CEOs seem to have an innate desire to do what we can to save people from failing. Some of us aren't very good at it.
One difficult member of a CEO’s team will spoil the entire team, if not the company. CEOs must have the courage to take problem executives to task—or suffer the consequences.
If a company’s products and services are scalable, but the CEO’s leadership ability is not, that’s a big problem. Participants at a Chief Executive roundtable discuss solutions.
How can CEOs both lead in the more recognizable world of the next two years and position their organizations to thrive past the next ten? Read on.
For relentless Type-A CEOs, rejection is usually just another motivator. But not all members of your team experience it that way.
One of the biggest problems for the coaching "industry" is that there are no barriers to entry—anybody can hang out a shingle. The lesson? Proceed with caution.
Critics call for a changing of the guard at the top and a clearing of the deck on the board. This advice could not be more wrong. Here's why.
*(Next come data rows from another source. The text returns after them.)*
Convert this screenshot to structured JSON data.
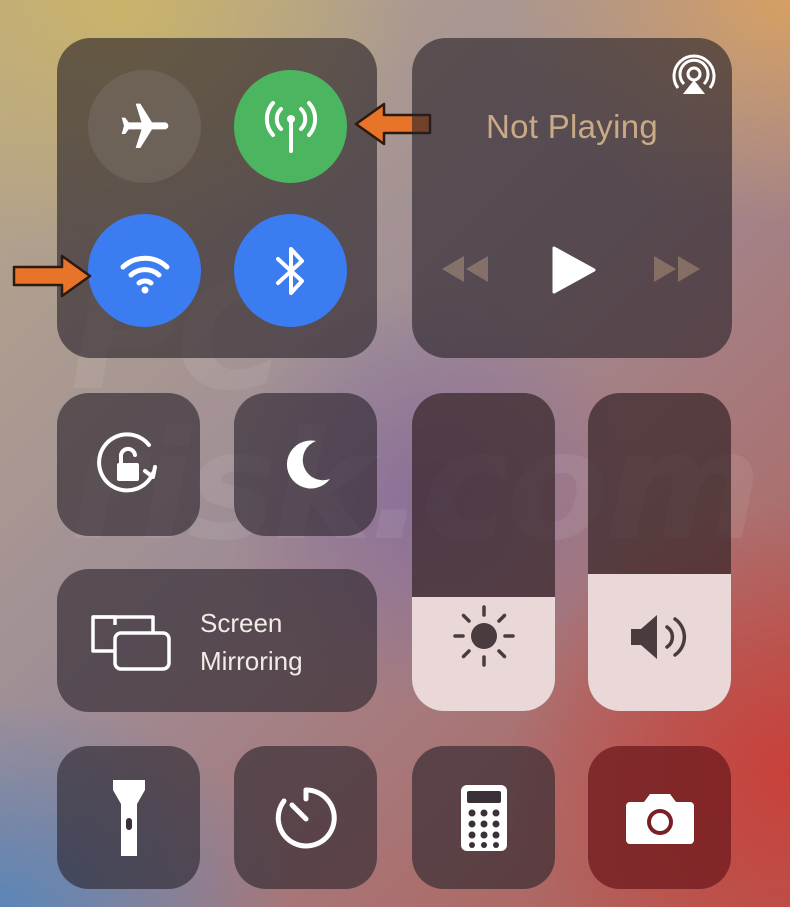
{
  "connectivity": {
    "airplane_mode": {
      "icon": "airplane-icon",
      "state": "off"
    },
    "cellular_data": {
      "icon": "antenna-icon",
      "state": "on",
      "color": "#4cb560"
    },
    "wifi": {
      "icon": "wifi-icon",
      "state": "on",
      "color": "#3b7cf0"
    },
    "bluetooth": {
      "icon": "bluetooth-icon",
      "state": "on",
      "color": "#3b7cf0"
    }
  },
  "now_playing": {
    "status": "Not Playing",
    "airplay_icon": "airplay-icon",
    "controls": [
      "rewind-icon",
      "play-icon",
      "fast-forward-icon"
    ]
  },
  "toggles": {
    "orientation_lock": {
      "icon": "rotation-lock-icon"
    },
    "do_not_disturb": {
      "icon": "moon-icon"
    }
  },
  "screen_mirroring": {
    "line1": "Screen",
    "line2": "Mirroring",
    "icon": "screen-mirroring-icon"
  },
  "sliders": {
    "brightness": {
      "icon": "sun-icon",
      "level": 0.36
    },
    "volume": {
      "icon": "speaker-icon",
      "level": 0.43
    }
  },
  "shortcuts": [
    {
      "name": "flashlight",
      "icon": "flashlight-icon"
    },
    {
      "name": "timer",
      "icon": "timer-icon"
    },
    {
      "name": "calculator",
      "icon": "calculator-icon"
    },
    {
      "name": "camera",
      "icon": "camera-icon"
    }
  ],
  "annotations": {
    "arrow_color": "#e8742a"
  },
  "watermark": "PC risk.com"
}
In a healthy market, people and organizations can temporarily get by on the proverbial good looks and charm. But when the tide goes out, don't be caught swimming naked.
The Canadian CEO who unleashed a diatribe against Donald Trump because of the Iranian downing of a Ukrainian plane, which killed the wife and...
Schering-Plough's former CEO Fred Hassan explains how to harness a million years of human evolution to bring clarity and order to your planning.